Dataset rows for apps and sites
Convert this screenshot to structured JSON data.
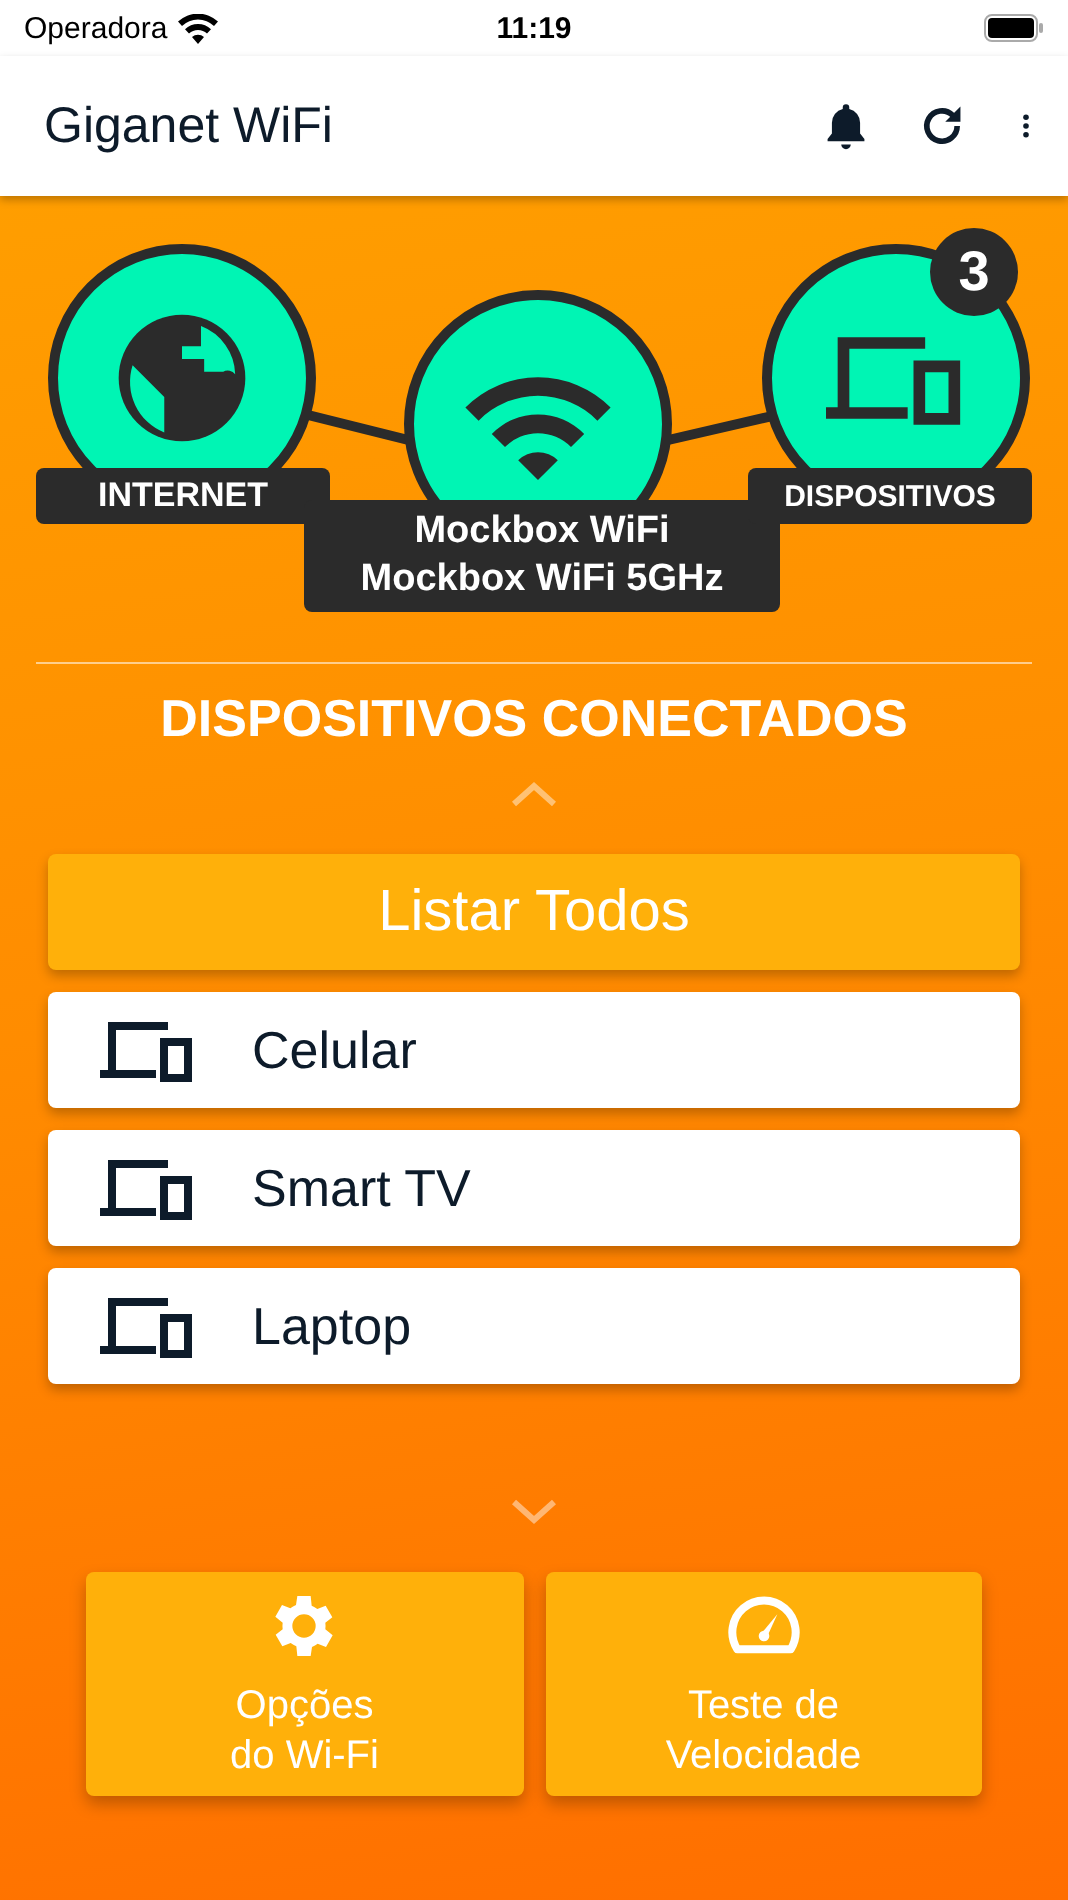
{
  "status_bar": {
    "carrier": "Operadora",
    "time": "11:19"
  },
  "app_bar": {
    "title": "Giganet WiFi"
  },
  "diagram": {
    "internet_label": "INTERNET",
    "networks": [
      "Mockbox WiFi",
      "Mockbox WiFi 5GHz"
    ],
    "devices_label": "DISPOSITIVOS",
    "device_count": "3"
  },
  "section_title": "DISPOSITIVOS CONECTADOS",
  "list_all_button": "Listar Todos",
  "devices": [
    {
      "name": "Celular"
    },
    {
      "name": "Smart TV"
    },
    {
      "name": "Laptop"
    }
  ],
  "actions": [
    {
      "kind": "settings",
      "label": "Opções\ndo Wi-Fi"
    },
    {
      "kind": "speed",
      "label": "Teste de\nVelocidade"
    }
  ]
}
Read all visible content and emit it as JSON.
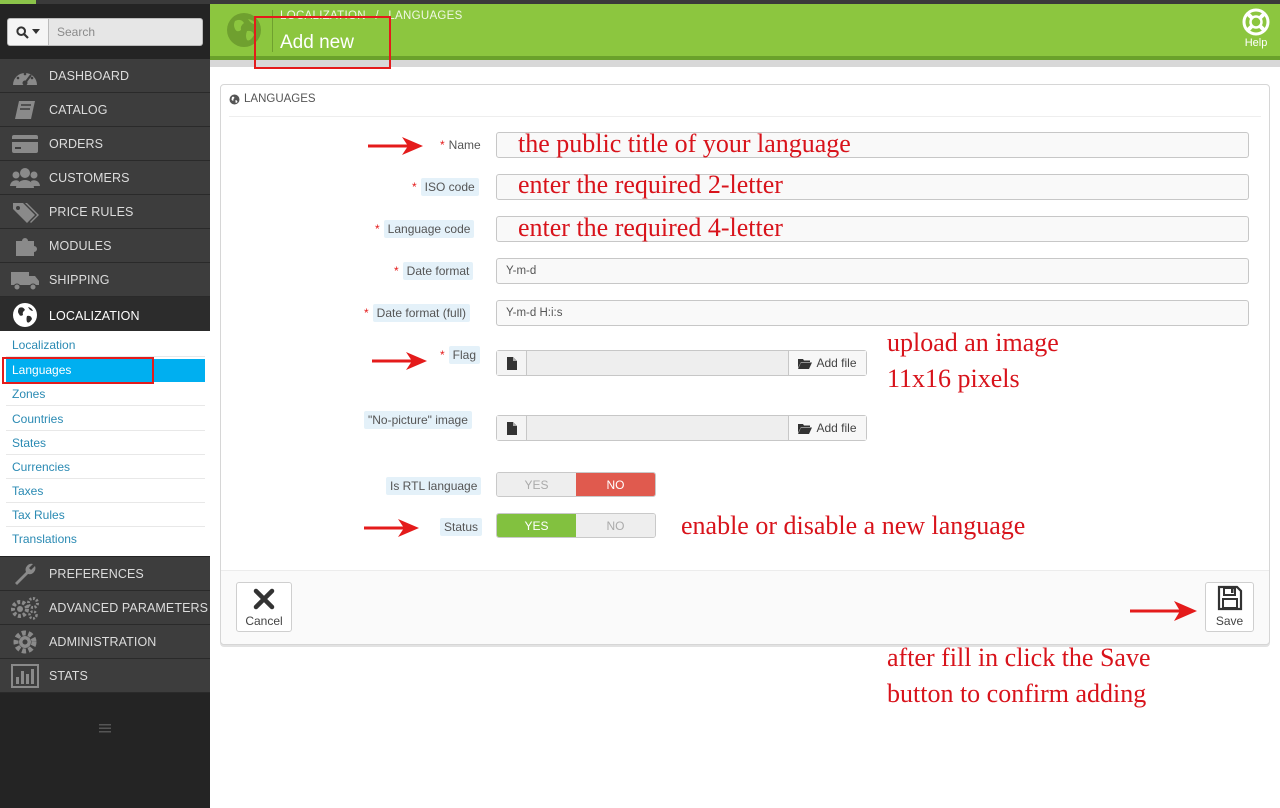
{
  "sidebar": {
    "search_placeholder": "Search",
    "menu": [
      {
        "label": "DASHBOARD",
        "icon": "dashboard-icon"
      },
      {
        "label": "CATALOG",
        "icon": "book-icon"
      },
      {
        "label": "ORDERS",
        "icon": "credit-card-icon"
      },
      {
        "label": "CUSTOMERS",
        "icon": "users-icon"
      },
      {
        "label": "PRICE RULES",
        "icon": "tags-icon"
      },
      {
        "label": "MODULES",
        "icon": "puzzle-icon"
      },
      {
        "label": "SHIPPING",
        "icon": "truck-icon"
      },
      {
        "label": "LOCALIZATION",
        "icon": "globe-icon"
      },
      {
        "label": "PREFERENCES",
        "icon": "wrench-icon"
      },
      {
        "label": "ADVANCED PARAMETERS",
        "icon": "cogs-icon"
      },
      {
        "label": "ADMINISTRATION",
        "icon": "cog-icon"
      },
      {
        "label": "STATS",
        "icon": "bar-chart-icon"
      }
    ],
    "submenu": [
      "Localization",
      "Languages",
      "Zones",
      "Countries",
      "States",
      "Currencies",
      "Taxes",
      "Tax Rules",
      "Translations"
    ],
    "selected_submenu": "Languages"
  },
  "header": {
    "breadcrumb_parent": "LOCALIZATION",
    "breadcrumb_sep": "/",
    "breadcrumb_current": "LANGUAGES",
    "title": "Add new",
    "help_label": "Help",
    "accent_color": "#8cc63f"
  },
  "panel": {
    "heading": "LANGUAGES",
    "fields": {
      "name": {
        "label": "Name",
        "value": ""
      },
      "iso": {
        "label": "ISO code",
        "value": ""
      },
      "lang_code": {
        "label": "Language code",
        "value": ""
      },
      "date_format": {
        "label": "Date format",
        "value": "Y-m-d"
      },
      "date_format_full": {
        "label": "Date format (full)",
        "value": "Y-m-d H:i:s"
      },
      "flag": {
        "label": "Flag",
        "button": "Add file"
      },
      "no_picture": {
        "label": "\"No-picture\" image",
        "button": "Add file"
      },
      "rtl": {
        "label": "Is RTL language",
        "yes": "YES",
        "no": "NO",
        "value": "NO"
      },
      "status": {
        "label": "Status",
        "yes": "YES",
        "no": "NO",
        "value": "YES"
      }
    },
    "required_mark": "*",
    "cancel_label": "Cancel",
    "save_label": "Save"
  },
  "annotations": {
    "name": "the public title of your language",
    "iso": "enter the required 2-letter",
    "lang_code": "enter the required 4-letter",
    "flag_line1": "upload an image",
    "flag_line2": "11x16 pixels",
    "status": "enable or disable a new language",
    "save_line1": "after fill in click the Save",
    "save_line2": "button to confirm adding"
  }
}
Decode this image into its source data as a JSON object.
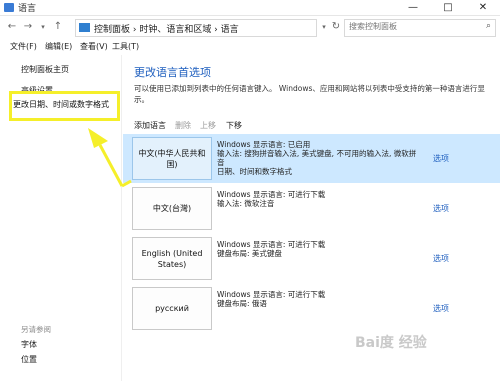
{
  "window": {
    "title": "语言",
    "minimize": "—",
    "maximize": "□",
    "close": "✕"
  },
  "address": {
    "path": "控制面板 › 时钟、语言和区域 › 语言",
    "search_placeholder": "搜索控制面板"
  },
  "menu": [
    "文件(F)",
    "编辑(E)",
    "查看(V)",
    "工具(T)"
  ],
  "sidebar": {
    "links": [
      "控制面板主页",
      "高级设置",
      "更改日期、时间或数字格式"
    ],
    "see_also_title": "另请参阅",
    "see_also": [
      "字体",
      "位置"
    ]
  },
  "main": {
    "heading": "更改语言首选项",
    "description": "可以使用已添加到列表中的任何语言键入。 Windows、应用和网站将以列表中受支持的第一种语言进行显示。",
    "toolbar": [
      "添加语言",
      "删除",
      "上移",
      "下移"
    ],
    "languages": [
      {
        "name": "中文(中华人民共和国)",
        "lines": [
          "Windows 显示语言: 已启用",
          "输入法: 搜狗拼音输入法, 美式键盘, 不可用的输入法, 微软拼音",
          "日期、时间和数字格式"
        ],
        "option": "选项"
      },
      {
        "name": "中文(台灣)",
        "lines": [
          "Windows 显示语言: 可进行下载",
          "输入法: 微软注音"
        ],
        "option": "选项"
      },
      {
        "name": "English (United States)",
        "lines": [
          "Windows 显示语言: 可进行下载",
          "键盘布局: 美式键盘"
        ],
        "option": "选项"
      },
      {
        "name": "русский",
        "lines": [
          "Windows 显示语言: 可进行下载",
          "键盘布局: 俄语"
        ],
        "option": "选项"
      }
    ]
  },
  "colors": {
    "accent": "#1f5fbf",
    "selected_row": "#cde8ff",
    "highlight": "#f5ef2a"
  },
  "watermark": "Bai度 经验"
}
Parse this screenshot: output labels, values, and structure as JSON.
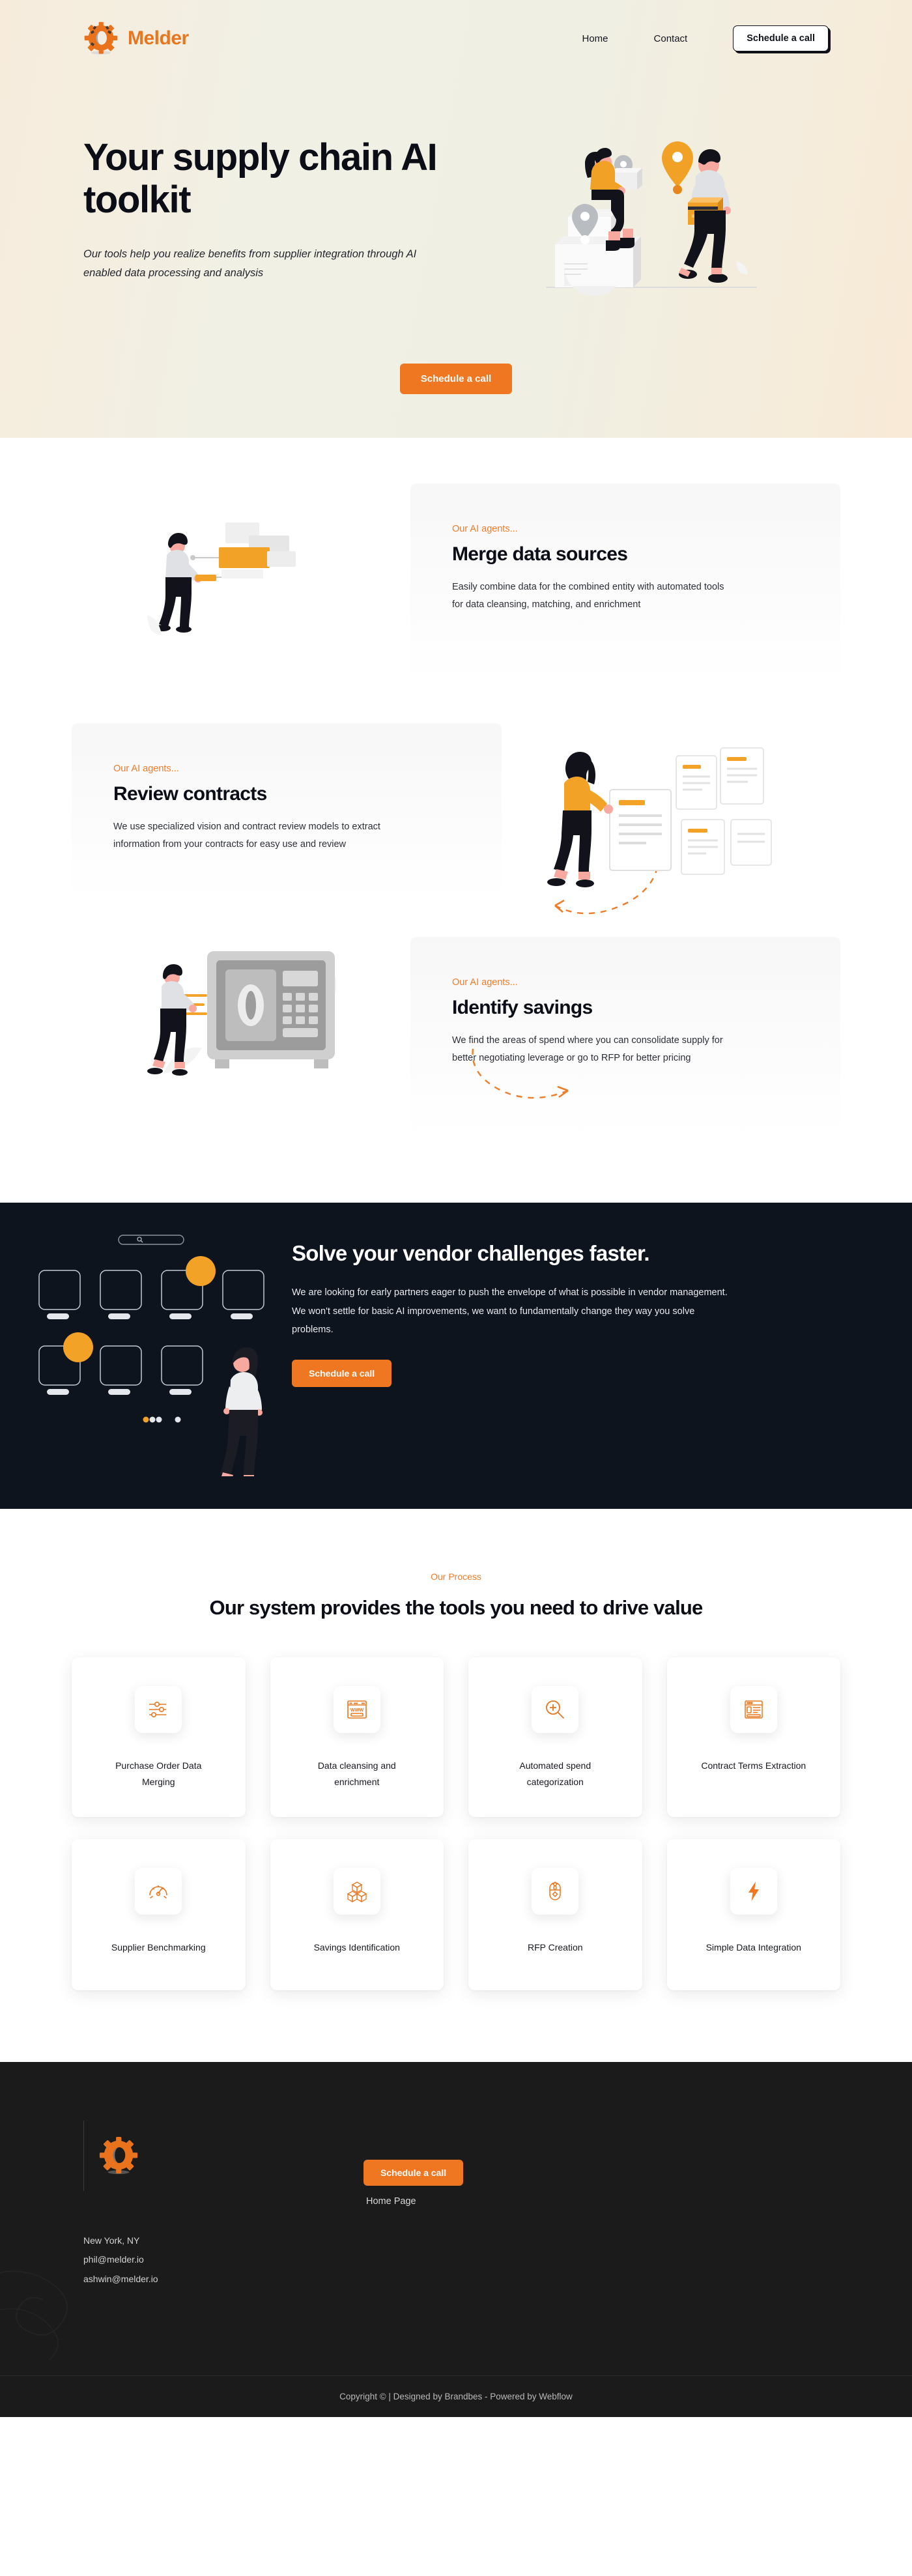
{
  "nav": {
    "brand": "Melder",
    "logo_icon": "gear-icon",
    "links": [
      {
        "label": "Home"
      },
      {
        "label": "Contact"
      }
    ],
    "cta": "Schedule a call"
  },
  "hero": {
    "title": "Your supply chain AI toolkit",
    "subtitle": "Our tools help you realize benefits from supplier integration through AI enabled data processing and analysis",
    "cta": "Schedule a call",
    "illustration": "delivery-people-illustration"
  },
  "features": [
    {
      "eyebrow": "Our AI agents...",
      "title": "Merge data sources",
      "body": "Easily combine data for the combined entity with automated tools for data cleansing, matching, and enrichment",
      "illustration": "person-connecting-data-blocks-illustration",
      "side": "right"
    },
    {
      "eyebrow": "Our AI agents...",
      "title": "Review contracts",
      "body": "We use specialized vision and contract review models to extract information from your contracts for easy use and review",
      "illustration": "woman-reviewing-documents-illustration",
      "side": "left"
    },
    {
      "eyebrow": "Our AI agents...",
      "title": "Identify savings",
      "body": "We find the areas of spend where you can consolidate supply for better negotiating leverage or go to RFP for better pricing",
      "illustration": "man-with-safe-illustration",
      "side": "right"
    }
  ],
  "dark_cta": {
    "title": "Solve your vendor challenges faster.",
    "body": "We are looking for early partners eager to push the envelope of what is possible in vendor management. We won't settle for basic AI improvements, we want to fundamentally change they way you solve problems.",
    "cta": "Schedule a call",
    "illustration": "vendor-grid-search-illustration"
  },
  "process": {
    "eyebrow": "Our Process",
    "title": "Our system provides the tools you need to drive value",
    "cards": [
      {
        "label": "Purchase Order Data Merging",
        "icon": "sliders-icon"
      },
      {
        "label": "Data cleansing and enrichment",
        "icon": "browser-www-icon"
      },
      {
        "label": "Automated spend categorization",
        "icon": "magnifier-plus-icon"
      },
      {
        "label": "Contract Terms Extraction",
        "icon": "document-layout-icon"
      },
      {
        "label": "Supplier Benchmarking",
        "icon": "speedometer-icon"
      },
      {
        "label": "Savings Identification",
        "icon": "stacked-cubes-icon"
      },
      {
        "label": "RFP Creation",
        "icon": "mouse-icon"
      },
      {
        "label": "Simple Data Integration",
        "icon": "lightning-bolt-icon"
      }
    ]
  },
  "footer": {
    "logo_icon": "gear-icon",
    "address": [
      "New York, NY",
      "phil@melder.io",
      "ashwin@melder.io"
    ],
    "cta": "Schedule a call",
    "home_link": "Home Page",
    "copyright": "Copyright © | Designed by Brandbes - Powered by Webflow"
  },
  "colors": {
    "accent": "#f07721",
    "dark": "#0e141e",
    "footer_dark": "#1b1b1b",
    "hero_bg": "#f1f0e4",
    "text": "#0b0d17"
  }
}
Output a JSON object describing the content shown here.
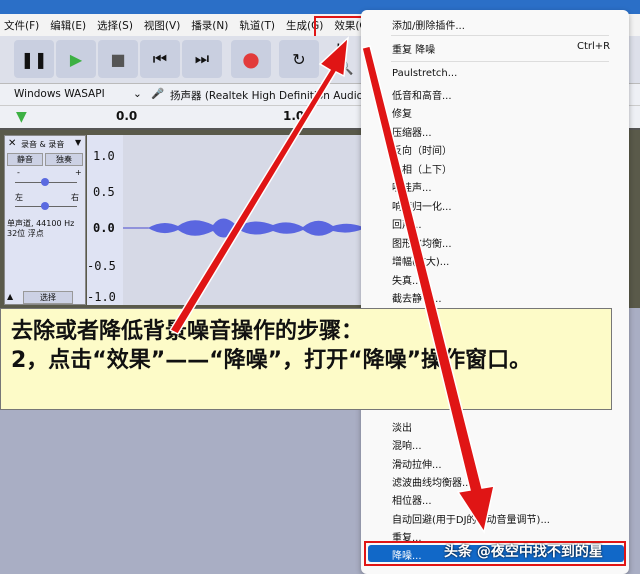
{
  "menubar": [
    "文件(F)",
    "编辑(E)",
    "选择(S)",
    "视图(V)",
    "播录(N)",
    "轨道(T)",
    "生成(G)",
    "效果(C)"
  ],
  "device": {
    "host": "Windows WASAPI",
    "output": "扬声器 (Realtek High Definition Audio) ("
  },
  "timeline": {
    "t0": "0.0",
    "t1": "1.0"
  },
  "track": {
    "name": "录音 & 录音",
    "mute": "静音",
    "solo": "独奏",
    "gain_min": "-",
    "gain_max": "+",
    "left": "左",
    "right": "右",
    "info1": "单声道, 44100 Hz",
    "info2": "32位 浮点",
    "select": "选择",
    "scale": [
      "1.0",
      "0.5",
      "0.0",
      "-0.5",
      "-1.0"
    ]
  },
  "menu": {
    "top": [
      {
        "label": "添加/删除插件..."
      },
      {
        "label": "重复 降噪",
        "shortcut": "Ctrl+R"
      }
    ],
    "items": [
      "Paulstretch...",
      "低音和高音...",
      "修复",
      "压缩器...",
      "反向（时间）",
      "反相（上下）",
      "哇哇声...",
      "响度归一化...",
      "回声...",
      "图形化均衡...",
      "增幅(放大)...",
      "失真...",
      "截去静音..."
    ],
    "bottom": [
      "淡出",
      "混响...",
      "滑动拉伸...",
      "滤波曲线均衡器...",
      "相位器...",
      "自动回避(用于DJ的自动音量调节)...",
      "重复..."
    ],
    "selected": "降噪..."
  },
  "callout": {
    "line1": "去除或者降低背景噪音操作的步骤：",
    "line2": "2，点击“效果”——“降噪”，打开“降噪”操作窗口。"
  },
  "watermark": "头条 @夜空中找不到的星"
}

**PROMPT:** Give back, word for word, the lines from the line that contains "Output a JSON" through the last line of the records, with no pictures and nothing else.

**WORKED SOLUTION:**
Output a JSON object describing the content shown here.
{
  "menubar": [
    "文件(F)",
    "编辑(E)",
    "选择(S)",
    "视图(V)",
    "播录(N)",
    "轨道(T)",
    "生成(G)",
    "效果(C)"
  ],
  "device": {
    "host": "Windows WASAPI",
    "output": "扬声器 (Realtek High Definition Audio) ("
  },
  "timeline": {
    "t0": "0.0",
    "t1": "1.0"
  },
  "track": {
    "name": "录音 & 录音",
    "mute": "静音",
    "solo": "独奏",
    "gain_min": "-",
    "gain_max": "+",
    "left": "左",
    "right": "右",
    "info1": "单声道, 44100 Hz",
    "info2": "32位 浮点",
    "select": "选择",
    "scale": [
      "1.0",
      "0.5",
      "0.0",
      "-0.5",
      "-1.0"
    ]
  },
  "menu": {
    "top": [
      {
        "label": "添加/删除插件..."
      },
      {
        "label": "重复 降噪",
        "shortcut": "Ctrl+R"
      }
    ],
    "items": [
      "Paulstretch...",
      "低音和高音...",
      "修复",
      "压缩器...",
      "反向（时间）",
      "反相（上下）",
      "哇哇声...",
      "响度归一化...",
      "回声...",
      "图形化均衡...",
      "增幅(放大)...",
      "失真...",
      "截去静音..."
    ],
    "bottom": [
      "淡出",
      "混响...",
      "滑动拉伸...",
      "滤波曲线均衡器...",
      "相位器...",
      "自动回避(用于DJ的自动音量调节)...",
      "重复..."
    ],
    "selected": "降噪..."
  },
  "callout": {
    "line1": "去除或者降低背景噪音操作的步骤：",
    "line2": "2，点击“效果”——“降噪”，打开“降噪”操作窗口。"
  },
  "watermark": "头条 @夜空中找不到的星"
}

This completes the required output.